The Reserve Bank of Australia has begun softening up the public for interest rate rises. Given that the official rate is at 3 per cent, it’s not surprising that rates will soon begin to rise. So why the need to soften up public opinion?

Unemployment is still expected to rise and increasing rates under those conditions may seem counter–intuitive to many Australians. Last week the RBA governor Glenn Stevens got asked whether he considered himself bound by a “precedent” to not raise rates while unemployment was rising.

His reply was rather sensible: “I have never heard nor I have never seen written down a rule of thumb that says we wait until unemployment has peaked before we lift the cash rate”. It is a bit rich to argue there is a precedent simply because the RBA has never before undertaken such an action, especially given that the RBA has only been nominally independent of government since the mid 1990s.

But there is a problem with Governor Stevens’ response. The Reserve Bank Act of 1959 sets out the functions of the Reserve Bank Board in section 10. Section 10(2) is of particular importance. The Reserve Bank is required to conduct monetary and banking policy “directed to the greatest advantage to the people of Australia” — whatever that means — and three functions are specifically highlighted:

(a) the stability of the currency of Australia;

(b) the maintenance of full employment in Australia; and

(c) the economic prosperity and welfare of the people of Australia.

The RBA has a rather uncomfortable balancing act. To be fair to Governor Stevens he probably wasn’t thinking about his legislative duties when answering the question.

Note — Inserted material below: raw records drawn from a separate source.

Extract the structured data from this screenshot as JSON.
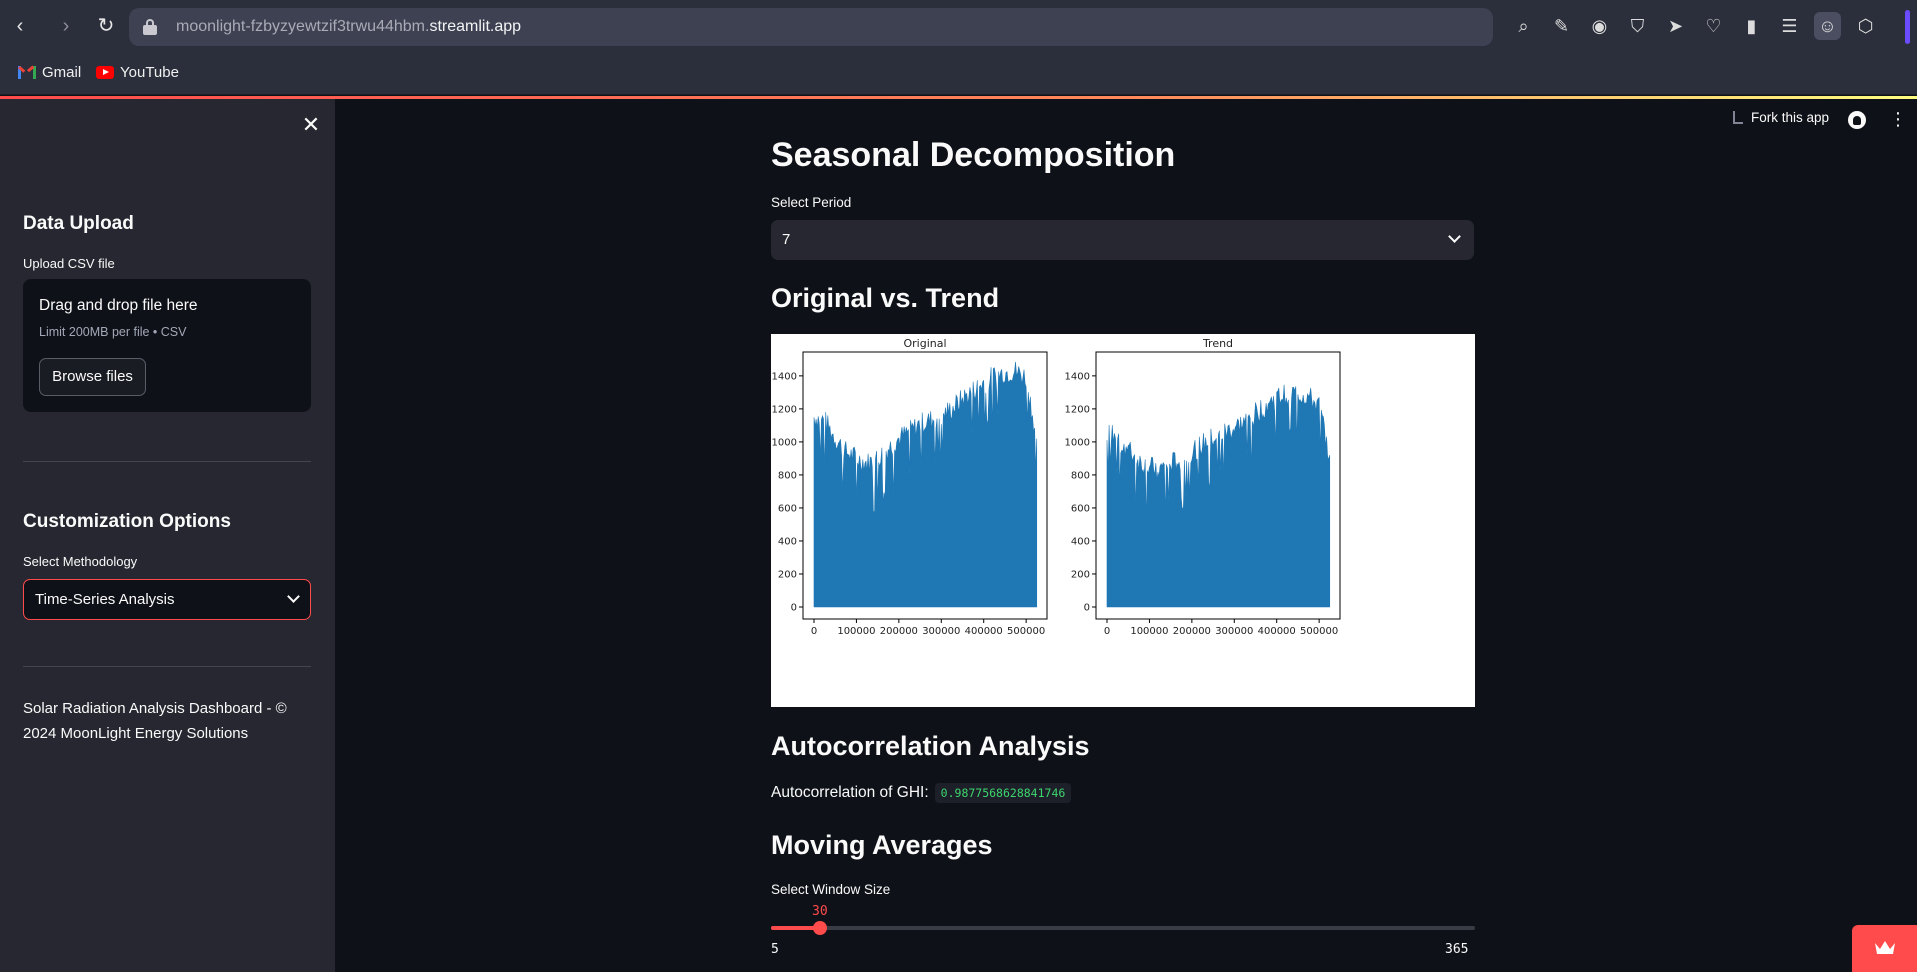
{
  "browser": {
    "url_prefix": "moonlight-fzbyzyewtzif3trwu44hbm.",
    "url_domain": "streamlit.app",
    "bookmarks": [
      {
        "label": "Gmail",
        "icon": "gmail-icon"
      },
      {
        "label": "YouTube",
        "icon": "youtube-icon"
      }
    ],
    "accent_color": "#6c4cff"
  },
  "app_header": {
    "fork_label": "Fork this app"
  },
  "sidebar": {
    "data_upload_title": "Data Upload",
    "upload_label": "Upload CSV file",
    "dropzone_title": "Drag and drop file here",
    "dropzone_limit": "Limit 200MB per file • CSV",
    "browse_label": "Browse files",
    "customization_title": "Customization Options",
    "methodology_label": "Select Methodology",
    "methodology_value": "Time-Series Analysis",
    "footer": "Solar Radiation Analysis Dashboard - © 2024 MoonLight Energy Solutions"
  },
  "main": {
    "title": "Seasonal Decomposition",
    "period_label": "Select Period",
    "period_value": "7",
    "section_trend": "Original vs. Trend",
    "section_autocorr": "Autocorrelation Analysis",
    "autocorr_label": "Autocorrelation of GHI:",
    "autocorr_value": "0.9877568628841746",
    "section_moving": "Moving Averages",
    "window_label": "Select Window Size",
    "slider": {
      "value": 30,
      "min": 5,
      "max": 365,
      "value_text": "30",
      "min_text": "5",
      "max_text": "365"
    }
  },
  "chart_data": [
    {
      "type": "area",
      "title": "Original",
      "xlabel": "",
      "ylabel": "",
      "xlim": [
        0,
        525600
      ],
      "ylim": [
        0,
        1400
      ],
      "x_ticks": [
        0,
        100000,
        200000,
        300000,
        400000,
        500000
      ],
      "y_ticks": [
        0,
        200,
        400,
        600,
        800,
        1000,
        1200,
        1400
      ],
      "envelope_x": [
        0,
        25000,
        50000,
        75000,
        100000,
        125000,
        150000,
        175000,
        200000,
        225000,
        250000,
        275000,
        300000,
        325000,
        350000,
        375000,
        400000,
        425000,
        450000,
        475000,
        500000,
        525000
      ],
      "envelope_y": [
        1150,
        1130,
        1020,
        940,
        900,
        870,
        900,
        960,
        1020,
        1060,
        1110,
        1130,
        1160,
        1200,
        1260,
        1310,
        1360,
        1400,
        1420,
        1430,
        1390,
        1020
      ],
      "color": "#1f77b4"
    },
    {
      "type": "area",
      "title": "Trend",
      "xlabel": "",
      "ylabel": "",
      "xlim": [
        0,
        525600
      ],
      "ylim": [
        0,
        1400
      ],
      "x_ticks": [
        0,
        100000,
        200000,
        300000,
        400000,
        500000
      ],
      "y_ticks": [
        0,
        200,
        400,
        600,
        800,
        1000,
        1200,
        1400
      ],
      "envelope_x": [
        0,
        25000,
        50000,
        75000,
        100000,
        125000,
        150000,
        175000,
        200000,
        225000,
        250000,
        275000,
        300000,
        325000,
        350000,
        375000,
        400000,
        425000,
        450000,
        475000,
        500000,
        525000
      ],
      "envelope_y": [
        1080,
        1020,
        950,
        880,
        840,
        830,
        860,
        900,
        940,
        980,
        1020,
        1050,
        1080,
        1120,
        1170,
        1220,
        1260,
        1290,
        1290,
        1270,
        1210,
        920
      ],
      "color": "#1f77b4"
    }
  ]
}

How the RBA trades off its obligations, especially in the current economic environment, is going to be a matter of great public interest and debate. But it is not just the RBA that needs to step up. After all, the RBA is an instrumentality that is wholly owned and controlled by the government. Senior management of the bank are appointed by the government and section 11 of the Reserve Bank Act allows the government to overrule the bank on monetary policy. In other words the elected government of the day is responsible for the conduct of monetary policy. Of course, this is not to say that there are no advantages to having a nominally independent body managing monetary policy, but that independence does not absolve the RBA or the government from accountability to the electorate.

It has been 18 months since Wayne Swan was asked in the Parliament whether he could specify what the non-accelerating inflation rate of unemployment (NAIRU) was; in the old days that was called the natural rate of unemployment. Treasurer Swan didn’t know then and to the best of my knowledge hasn’t specified a rate since then either. Yet how can Australians form an opinion as to the effectiveness of monetary policy if we have no idea what constitutes full employment? This is no minor quibble; the maintenance of full employment is a legal obligation that falls on the Reserve Bank board.

Sinclair Davidson is a professor in the School of Economics, Finance and Marketing at RMIT University and a senior fellow at the Institute of Public Affairs.